And really, that’s okay. We’ve all got our priorities, be that work, family, or the hobbies that we truly enjoy.

But it’s still important to remember that the stories you want—or wanted—to tell still have inherent value. That everything you’ve experienced and each of your ideas still has the potential to turn into something amazing.

All stories are worthy of being told.

Some people will tell you the opposite—that few experiences and ideas make good stories—and they’re correct, to a point. We’ve all told those stories that sounded awesome and hilarious in our heads but fell flat when we shared them.
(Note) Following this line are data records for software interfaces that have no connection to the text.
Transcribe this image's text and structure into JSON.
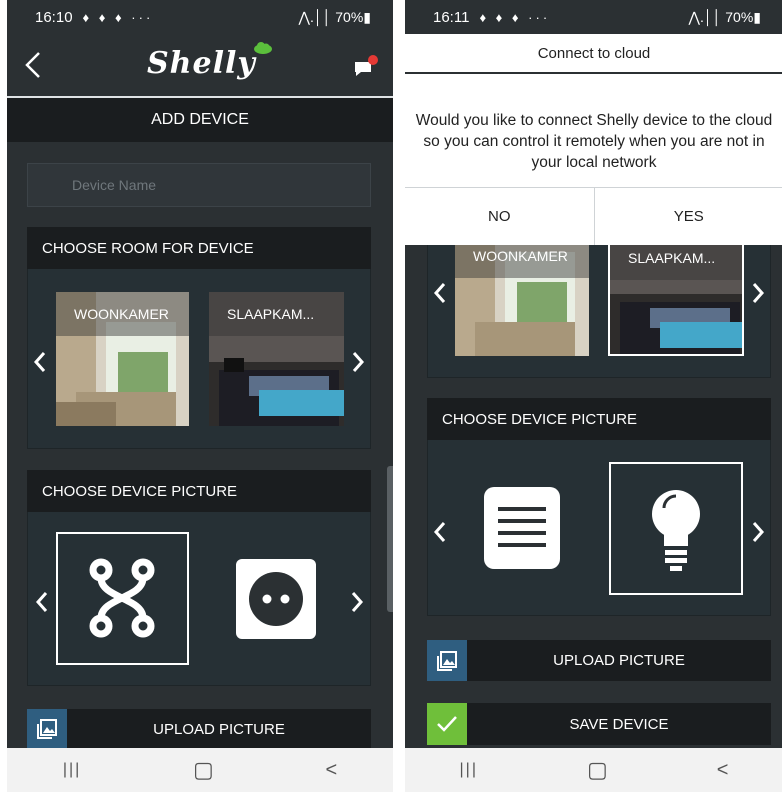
{
  "left": {
    "status": {
      "time": "16:10",
      "icons": "♦ ♦ ♦ ···",
      "right": "⋀.││ 70%▮"
    },
    "header": {
      "logo": "Shelly"
    },
    "title": "ADD DEVICE",
    "device_name_placeholder": "Device Name",
    "room_section": {
      "heading": "CHOOSE ROOM FOR DEVICE",
      "rooms": [
        {
          "label": "WOONKAMER"
        },
        {
          "label": "SLAAPKAM..."
        }
      ]
    },
    "picture_section": {
      "heading": "CHOOSE DEVICE PICTURE"
    },
    "upload_label": "UPLOAD PICTURE"
  },
  "right": {
    "status": {
      "time": "16:11",
      "icons": "♦ ♦ ♦ ···",
      "right": "⋀.││ 70%▮"
    },
    "dialog": {
      "title": "Connect to cloud",
      "message": "Would you like to connect Shelly device to the cloud so you can control it remotely when you are not in your local network",
      "no_label": "NO",
      "yes_label": "YES"
    },
    "rooms": [
      {
        "label": "WOONKAMER"
      },
      {
        "label": "SLAAPKAM..."
      }
    ],
    "picture_section": {
      "heading": "CHOOSE DEVICE PICTURE"
    },
    "upload_label": "UPLOAD PICTURE",
    "save_label": "SAVE DEVICE"
  },
  "navbar": {
    "recent": "|||",
    "home": "▢",
    "back": "<"
  },
  "colors": {
    "background": "#2b3033",
    "panel": "#263035",
    "header_bar": "#1a1d1f",
    "upload_blue": "#2f5e80",
    "save_green": "#6fbf3a",
    "notif_red": "#e53935"
  },
  "icons": [
    "back-chevron-icon",
    "chat-notification-icon",
    "cloud-icon",
    "image-icon",
    "check-icon",
    "scheme-switch-icon",
    "socket-icon",
    "roller-shutter-icon",
    "bulb-icon"
  ]
}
Truth be told, most of our lives are unexciting; we repeat the same processes almost every day, and only sometimes do we deviate. And we don’t usually get to choose when things become interesting, either—it’s the situations we’re forced into that create the best stories.

Still, some of the littlest things are the most beautiful.

When I was a child, I remember jumping on the trampoline in my backyard. Always with my sister, almost always with a butterfly net, trying to catch the dragonflies that buzzed around in the summer.

Alone, this memory, those experiences, are inconsequential. But still precious.

Some stories, like this one, won’t interest most people unless another meaning, lesson, or story is attached to create a connection between the experience and the reader. These stories are meant for ourselves, for our families, and for our friends, not the whole world. There’s nothing wrong with that.

In fact, it’s the tenderness and subjectivity of these stories and their meanings that make them sacred and worth sharing in the first place.

Search for the value in each story you experience and cherish them for yourself and those around you. And for anyone who has a story they want to tell, but needs proper justification before getting started, then I’ll see you next week with an in-depth consideration to the different reasons you might wish to record your stories, even if you don’t plan on selling them for a profit.

I hope you’ll share your stories with me, too.

—Erynn